Rob McCarthy returns to the Delta Quadrant. Even though he'd rather not...
I'm one of those people that once I commit to a show I'm in for the whole journey, no matter how bumpy the ride. This means that as a Star Trek fan any new series which is launched automatically has me as a viewer, which has occasionally tested my resolve.
Both the Original Series and The Next Generation were great, but I wasn't sure about Deep Space Nine and had all but convinced myself I wasn't going to enjoy it. I was completely wrong and it might be my favourite of all the series'. Enterprise was a slow build for me, it had a poor third season, but held my interest and ended just as it was getting really quite good.
Then there's Voyager. I really wanted to like it, and it certainly had the most Star Trek-ish of Star Trek premises - deep space exploration - but from the very beginning it just was not good. Teething problems I thought, remembering how I originally considered The Next Generation pilot to be flawed on first viewing. But the main difference between Encounter At Farpoint and Caretaker was the characters, almost all The Next Generation cast were intriguing from the off, Voyager gave very little in this area, and the ensemble were mostly either bland or just plain annoying.
Captain Janeway is written as being both pompous and annoying, the character rarely softens up from this. Chakotay manages to be both a bland and stereotypical native American, the same traits are shown by the Klingon, Torres. Seven was OK, but the comical outfit chosen to display her 'Borg implants' is very out of place amongst the rest of the uniforms on display. Tom Paris is nothing more than a toned down pretty-boy rogue, but the worst amongst the cast was Harry Kim, who is possibly the most uninteresting main character in any Star Trek series ever. The Doctor is really the only interesting, nuanced character in Voyager, ironically he's the most human of the bunch.

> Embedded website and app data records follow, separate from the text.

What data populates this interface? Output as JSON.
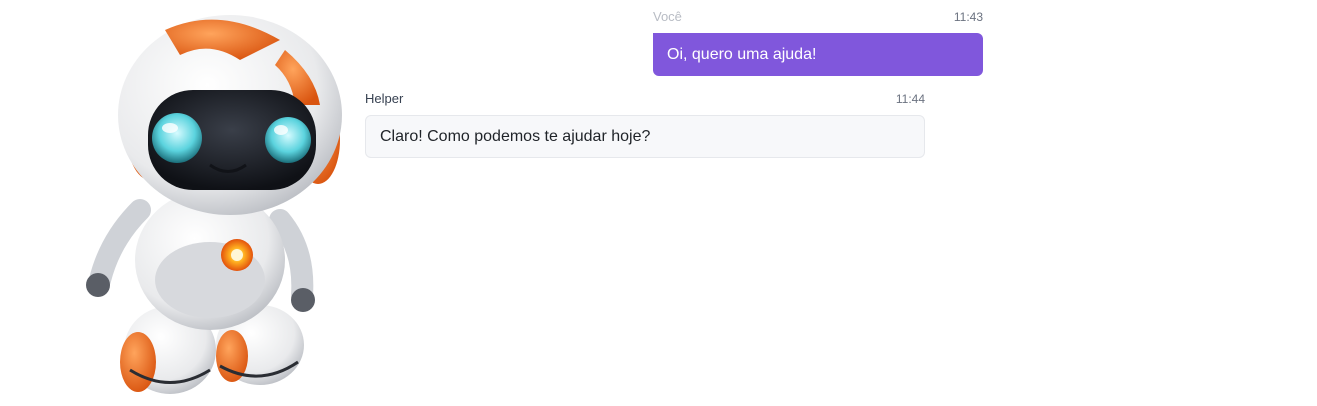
{
  "colors": {
    "user_bubble": "#8057dc",
    "helper_bubble": "#f7f8fa",
    "robot_accent": "#f0731e"
  },
  "mascot": {
    "icon": "robot-mascot-icon"
  },
  "messages": [
    {
      "sender": "Você",
      "time": "11:43",
      "text": "Oi, quero uma ajuda!"
    },
    {
      "sender": "Helper",
      "time": "11:44",
      "text": "Claro! Como podemos te ajudar hoje?"
    }
  ]
}
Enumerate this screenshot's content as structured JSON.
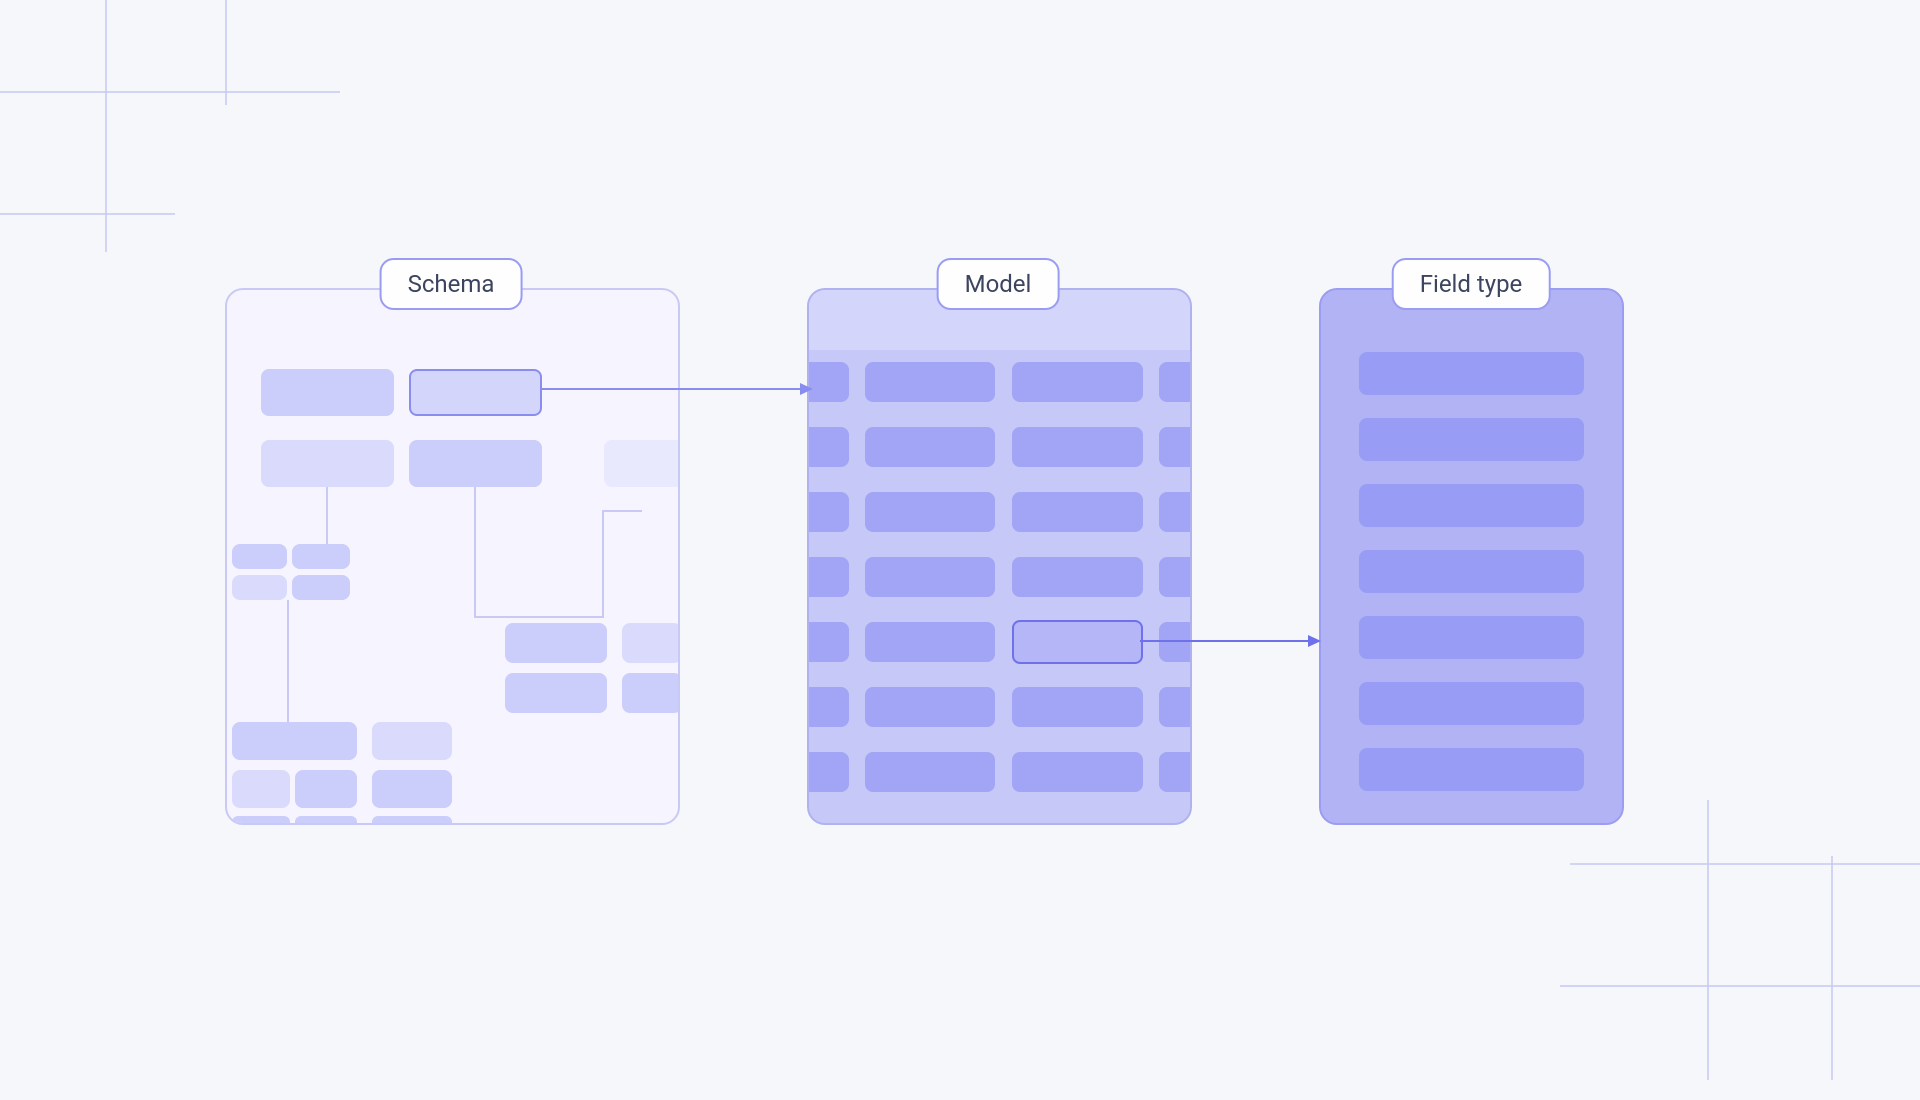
{
  "labels": {
    "schema": "Schema",
    "model": "Model",
    "field": "Field type"
  },
  "colors": {
    "background": "#f6f7fb",
    "schema_bg": "#f6f4ff",
    "model_bg": "#c6c8f7",
    "field_bg": "#b1b3f5",
    "accent": "#8a8df0",
    "pill_bg": "#fefeff",
    "pill_text": "#3c445f"
  },
  "diagram": {
    "panels": [
      "Schema",
      "Model",
      "Field type"
    ],
    "connections": [
      {
        "from": "Schema",
        "to": "Model"
      },
      {
        "from": "Model",
        "to": "Field type"
      }
    ]
  }
}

It wasn't just the characters which were suspect from the beginning, the logic of the storytelling was absurd. In the pilot we learn that the
Kazon has ships capable of challenging Voyager on mass, but they don't
have any water?! Then Voyager travels in a straight line away from them
for months on end, but the Kazon keep on popping up.
There was the possibility of some interesting scope exploring the tension between the Star Fleet and Maquis crews, but
within half a season the writers had copped out, and gave us little more than petty
scrabbles rather than any real tension. In fact there was an overall lack of any real character conflict.
Any Star Trek series, and indeed most science fiction shows, will come with techno-babble as the norm, but in Voyager it was excessive. Then there's the rehashed plots, many of which are virtually identical to earlier Next Generation ones. And then there's the flexibility of the Prime Directive, where it's a major issue in some episodes, and savagely and intentionally broken in others (particularly the Season finale, Janeway would have been court martialed for what she did, not promoted).
Dedication to the series kept me watching for seven seasons, and occasionally I'd be rewarded with an outstanding episode such as the one where the Doctor falls in love with a Vidian. But unfortunately Voyager is so inferior to all of its predecessors in just about every respect, and I believe more flawed in concept than Enterprise, so of the five Star Trek series' to date, Voyager sits firmly at the bottom of the list.